Increase in the use mHealth in Africa healthcare continues to bring quality and most cost-effective way of enhancing healthcare in Africa. MobileODT’s CERVICAL SELFIE is a diagnostic tool or traditional colposcope to help in the screening and detection of Cervical cancer.
Cervical cancer remains one of the largest, unaddressed global health challenges across Sub-Saharan Africa. While cervical cancer is easily detectable and treatable in its early stages in a single patient visit without the need for expensive and ongoing treatment, only 6% of women are screened. Compounded with a limited state of healthcare infrastructure and human resources, detection of cervical cancer occurs most frequently during the advanced stages of cancer.
Today 990 million women are screened annually for cervical cancer. In the developed world, women undergo routine cervical cancer screening at their gynaecologist or primary care physician. it is estimated by the World Health Organization that 85% of women worldwide do not have adequate access to such screening leading to 275,000 attributable deaths annually – a tragedy because cervical cancer takes 20 years to develop, and can be treated for less than $28 and in less than 40 minutes if caught in the first 5 years.
What is MobileODT’s CERVICAL SELFIE
“The device integrates a standard smartphone, leveraging its camera, computing power and connectivity to enable health providers to visualize and annotate findings. If a health provider isn’t sure about a case, he or she can consult remotely with a peer, superior or outside expert through the device’s remote consultation feature. Together these features enable the provider to make the decision to treat or not treat in real time, eliminating a patient’s need to return for a follow-up visit, a chronic problem worldwide with drop off rates as high as 80% from diagnosis to treatment”.
Benefits and Challenges
CERVICAL SELFIE is been used in Ethiopia as a tool for improving visual inspection during routine cervical-cancer screening in health facilities and mobile outreaches. In Kenya, MobileODT, MedicMobile, and KMET are working to increase outreach, education, and engagement to increase knowledge and uptake of reproductive health services.

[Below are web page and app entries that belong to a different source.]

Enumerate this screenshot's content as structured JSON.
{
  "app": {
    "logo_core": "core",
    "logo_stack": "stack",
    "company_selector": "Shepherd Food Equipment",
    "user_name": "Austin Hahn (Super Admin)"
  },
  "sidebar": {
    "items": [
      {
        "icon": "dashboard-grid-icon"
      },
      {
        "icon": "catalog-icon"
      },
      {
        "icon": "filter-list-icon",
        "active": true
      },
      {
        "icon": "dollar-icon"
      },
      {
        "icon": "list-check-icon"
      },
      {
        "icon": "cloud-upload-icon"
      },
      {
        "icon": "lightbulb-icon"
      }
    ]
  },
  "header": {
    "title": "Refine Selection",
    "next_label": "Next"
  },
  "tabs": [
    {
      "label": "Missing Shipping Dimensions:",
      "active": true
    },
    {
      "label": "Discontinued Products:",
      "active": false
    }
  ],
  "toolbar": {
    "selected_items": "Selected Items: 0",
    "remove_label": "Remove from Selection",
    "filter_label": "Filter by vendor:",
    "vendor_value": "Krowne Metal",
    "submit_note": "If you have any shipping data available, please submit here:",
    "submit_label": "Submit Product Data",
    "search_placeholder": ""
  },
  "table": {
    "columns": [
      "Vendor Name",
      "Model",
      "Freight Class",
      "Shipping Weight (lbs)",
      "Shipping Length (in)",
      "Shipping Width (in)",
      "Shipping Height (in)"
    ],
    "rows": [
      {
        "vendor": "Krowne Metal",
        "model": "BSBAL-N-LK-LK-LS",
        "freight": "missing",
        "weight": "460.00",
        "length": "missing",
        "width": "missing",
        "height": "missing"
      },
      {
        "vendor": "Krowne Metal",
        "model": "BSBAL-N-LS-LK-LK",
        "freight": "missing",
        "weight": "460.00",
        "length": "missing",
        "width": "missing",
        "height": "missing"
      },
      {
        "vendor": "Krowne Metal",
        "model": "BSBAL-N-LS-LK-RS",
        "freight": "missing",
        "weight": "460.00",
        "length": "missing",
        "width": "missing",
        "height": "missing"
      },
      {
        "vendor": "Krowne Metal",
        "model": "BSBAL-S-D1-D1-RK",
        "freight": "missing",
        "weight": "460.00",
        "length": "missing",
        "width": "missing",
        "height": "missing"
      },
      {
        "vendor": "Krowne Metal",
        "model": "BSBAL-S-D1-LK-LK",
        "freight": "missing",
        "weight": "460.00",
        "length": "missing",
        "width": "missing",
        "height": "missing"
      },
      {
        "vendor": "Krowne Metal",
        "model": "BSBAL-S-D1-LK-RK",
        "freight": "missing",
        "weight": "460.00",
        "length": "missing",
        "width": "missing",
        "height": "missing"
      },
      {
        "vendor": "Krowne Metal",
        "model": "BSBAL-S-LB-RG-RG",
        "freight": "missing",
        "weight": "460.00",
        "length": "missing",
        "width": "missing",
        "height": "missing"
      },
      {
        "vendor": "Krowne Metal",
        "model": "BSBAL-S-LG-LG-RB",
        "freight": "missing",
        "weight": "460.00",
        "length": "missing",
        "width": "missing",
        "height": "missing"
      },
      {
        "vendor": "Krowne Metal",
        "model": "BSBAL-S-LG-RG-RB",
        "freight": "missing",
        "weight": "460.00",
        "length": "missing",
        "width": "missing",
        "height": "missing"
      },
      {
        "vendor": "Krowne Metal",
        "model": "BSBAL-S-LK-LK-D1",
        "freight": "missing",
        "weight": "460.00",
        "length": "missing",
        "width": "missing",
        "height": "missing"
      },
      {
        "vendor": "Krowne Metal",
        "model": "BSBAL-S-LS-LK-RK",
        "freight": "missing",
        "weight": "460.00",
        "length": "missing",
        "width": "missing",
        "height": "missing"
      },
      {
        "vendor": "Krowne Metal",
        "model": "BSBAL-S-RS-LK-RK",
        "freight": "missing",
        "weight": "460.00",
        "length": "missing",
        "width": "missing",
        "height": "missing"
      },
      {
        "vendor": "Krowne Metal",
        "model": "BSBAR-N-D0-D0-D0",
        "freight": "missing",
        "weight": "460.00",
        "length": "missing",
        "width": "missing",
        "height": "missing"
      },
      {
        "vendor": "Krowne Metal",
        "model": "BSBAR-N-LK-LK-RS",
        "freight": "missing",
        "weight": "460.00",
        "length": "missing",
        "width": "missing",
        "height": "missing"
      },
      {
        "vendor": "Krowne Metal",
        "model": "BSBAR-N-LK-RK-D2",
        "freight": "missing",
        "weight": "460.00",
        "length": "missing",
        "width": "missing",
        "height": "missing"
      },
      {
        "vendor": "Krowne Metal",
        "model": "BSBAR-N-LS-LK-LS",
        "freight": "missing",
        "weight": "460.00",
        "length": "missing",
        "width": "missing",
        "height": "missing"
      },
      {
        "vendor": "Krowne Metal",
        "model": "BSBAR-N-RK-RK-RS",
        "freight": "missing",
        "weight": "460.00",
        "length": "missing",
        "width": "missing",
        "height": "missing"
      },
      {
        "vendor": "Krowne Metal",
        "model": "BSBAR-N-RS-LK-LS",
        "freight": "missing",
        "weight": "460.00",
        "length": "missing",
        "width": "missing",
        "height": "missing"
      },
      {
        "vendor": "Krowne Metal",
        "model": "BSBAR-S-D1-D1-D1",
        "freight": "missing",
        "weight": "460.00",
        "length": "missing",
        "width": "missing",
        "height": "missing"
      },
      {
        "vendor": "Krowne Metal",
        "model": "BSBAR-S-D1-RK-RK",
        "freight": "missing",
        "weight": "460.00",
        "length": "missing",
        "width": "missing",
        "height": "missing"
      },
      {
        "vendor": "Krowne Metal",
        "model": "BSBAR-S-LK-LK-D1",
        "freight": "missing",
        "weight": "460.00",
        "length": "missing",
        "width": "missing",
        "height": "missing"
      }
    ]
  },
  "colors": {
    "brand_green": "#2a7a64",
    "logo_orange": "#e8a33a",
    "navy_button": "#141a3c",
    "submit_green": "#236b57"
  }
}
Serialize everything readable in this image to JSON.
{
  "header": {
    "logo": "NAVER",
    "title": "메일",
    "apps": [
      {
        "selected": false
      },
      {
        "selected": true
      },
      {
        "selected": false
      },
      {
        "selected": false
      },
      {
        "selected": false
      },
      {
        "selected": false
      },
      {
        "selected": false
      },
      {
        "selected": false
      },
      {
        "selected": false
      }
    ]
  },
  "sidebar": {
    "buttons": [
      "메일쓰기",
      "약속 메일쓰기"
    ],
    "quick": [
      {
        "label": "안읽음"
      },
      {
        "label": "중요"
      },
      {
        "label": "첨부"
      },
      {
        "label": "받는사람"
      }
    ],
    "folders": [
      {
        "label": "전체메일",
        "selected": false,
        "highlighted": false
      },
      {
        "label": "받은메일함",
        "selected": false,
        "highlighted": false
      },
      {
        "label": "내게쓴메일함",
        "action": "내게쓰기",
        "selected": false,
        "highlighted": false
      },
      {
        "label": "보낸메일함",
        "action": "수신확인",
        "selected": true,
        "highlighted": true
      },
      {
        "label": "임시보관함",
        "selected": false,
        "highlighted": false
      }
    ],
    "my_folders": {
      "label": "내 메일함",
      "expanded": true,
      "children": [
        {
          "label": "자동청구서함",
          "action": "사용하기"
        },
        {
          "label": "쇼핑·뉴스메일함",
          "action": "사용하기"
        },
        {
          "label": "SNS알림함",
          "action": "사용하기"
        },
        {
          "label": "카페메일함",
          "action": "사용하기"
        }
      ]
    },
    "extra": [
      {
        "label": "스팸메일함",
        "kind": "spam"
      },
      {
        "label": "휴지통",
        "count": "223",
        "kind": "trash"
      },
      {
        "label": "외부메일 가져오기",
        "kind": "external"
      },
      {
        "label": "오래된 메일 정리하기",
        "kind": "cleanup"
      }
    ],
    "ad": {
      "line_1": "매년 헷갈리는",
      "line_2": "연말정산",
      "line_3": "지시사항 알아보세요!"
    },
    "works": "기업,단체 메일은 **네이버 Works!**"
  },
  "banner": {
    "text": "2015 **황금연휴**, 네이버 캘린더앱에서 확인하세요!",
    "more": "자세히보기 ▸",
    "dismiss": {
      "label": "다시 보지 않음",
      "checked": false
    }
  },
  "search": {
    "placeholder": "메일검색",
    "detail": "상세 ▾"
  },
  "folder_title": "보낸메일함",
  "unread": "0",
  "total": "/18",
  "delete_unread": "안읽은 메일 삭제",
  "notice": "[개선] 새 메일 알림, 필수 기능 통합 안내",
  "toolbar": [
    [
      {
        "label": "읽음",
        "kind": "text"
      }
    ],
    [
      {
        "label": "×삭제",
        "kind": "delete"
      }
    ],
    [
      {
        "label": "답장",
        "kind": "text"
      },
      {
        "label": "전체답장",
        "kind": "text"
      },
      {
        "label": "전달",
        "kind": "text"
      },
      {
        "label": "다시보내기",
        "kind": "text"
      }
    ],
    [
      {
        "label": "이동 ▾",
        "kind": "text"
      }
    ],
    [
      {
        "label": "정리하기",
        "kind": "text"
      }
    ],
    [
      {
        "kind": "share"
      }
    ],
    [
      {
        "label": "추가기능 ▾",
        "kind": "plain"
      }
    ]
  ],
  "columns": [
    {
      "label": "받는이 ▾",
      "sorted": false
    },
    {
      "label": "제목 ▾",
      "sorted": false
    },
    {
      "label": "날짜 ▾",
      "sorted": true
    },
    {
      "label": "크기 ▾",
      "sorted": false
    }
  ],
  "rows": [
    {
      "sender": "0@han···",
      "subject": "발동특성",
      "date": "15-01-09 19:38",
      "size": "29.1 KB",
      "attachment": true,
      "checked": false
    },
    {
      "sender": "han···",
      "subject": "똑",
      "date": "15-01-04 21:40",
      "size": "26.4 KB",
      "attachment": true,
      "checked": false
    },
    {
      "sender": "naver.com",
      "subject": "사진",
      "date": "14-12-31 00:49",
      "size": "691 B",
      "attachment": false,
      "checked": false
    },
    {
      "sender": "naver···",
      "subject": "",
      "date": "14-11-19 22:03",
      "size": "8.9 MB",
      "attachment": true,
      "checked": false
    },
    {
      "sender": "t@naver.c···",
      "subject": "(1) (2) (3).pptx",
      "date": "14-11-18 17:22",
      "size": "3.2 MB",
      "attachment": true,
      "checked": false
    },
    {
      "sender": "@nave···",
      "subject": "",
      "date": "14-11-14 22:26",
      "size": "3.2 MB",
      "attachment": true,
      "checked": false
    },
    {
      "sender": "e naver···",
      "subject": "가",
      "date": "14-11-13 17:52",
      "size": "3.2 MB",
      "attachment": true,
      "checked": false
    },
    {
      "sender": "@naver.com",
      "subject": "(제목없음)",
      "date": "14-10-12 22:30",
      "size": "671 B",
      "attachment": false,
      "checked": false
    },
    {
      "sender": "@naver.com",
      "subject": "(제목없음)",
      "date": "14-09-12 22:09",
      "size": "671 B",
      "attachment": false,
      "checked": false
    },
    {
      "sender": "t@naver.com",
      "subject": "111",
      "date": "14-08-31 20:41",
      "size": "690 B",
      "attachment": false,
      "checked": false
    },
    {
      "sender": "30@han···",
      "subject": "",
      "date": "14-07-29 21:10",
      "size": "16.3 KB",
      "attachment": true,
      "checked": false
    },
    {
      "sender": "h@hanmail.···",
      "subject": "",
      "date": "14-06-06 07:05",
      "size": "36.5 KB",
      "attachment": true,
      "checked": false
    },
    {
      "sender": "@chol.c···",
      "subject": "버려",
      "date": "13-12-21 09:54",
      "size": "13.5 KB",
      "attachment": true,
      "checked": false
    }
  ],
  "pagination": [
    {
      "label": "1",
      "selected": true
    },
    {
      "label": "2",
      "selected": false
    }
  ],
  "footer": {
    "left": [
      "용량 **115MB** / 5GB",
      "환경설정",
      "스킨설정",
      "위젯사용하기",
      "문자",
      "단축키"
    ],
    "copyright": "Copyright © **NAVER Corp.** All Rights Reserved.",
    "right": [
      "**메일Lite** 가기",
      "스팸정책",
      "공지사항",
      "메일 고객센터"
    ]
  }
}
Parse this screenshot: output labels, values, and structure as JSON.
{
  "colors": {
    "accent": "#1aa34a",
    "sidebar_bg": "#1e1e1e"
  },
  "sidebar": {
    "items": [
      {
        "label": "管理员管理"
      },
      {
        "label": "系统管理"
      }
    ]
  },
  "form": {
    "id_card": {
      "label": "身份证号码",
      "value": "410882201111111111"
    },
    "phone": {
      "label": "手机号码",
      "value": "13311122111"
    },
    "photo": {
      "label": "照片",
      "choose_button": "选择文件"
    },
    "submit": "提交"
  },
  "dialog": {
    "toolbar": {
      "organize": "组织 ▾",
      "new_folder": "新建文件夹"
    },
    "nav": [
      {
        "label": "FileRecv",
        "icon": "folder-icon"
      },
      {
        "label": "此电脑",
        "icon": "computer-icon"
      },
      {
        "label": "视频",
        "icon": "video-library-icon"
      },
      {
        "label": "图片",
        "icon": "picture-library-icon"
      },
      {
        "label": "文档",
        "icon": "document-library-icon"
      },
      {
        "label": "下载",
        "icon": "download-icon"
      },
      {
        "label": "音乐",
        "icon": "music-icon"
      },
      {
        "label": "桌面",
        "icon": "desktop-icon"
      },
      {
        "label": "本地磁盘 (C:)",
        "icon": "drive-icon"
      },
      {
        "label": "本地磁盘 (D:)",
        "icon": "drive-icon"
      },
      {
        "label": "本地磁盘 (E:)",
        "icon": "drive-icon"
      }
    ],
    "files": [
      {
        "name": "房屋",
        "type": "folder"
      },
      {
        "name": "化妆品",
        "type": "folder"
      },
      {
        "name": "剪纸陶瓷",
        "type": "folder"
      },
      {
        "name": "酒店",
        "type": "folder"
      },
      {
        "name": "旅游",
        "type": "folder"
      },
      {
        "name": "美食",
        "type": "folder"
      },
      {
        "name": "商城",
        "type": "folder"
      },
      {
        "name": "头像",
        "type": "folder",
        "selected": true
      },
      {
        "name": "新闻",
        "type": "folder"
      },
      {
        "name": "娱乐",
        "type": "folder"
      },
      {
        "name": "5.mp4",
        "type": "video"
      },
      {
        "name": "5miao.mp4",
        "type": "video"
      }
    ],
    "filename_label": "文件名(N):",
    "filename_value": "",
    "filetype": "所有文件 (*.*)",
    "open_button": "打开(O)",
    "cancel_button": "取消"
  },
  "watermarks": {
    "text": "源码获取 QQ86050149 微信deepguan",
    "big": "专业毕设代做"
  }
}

A BBC program highlights its usage in Gambia ‘How Cervical ‘Selfies’ are Fighting Cancer in The Gambia’.
It is anticipated that its widespread adoption would to reduce the incidence of cervical cancer by expanding expert-level screening capabilities to health providers in any setting.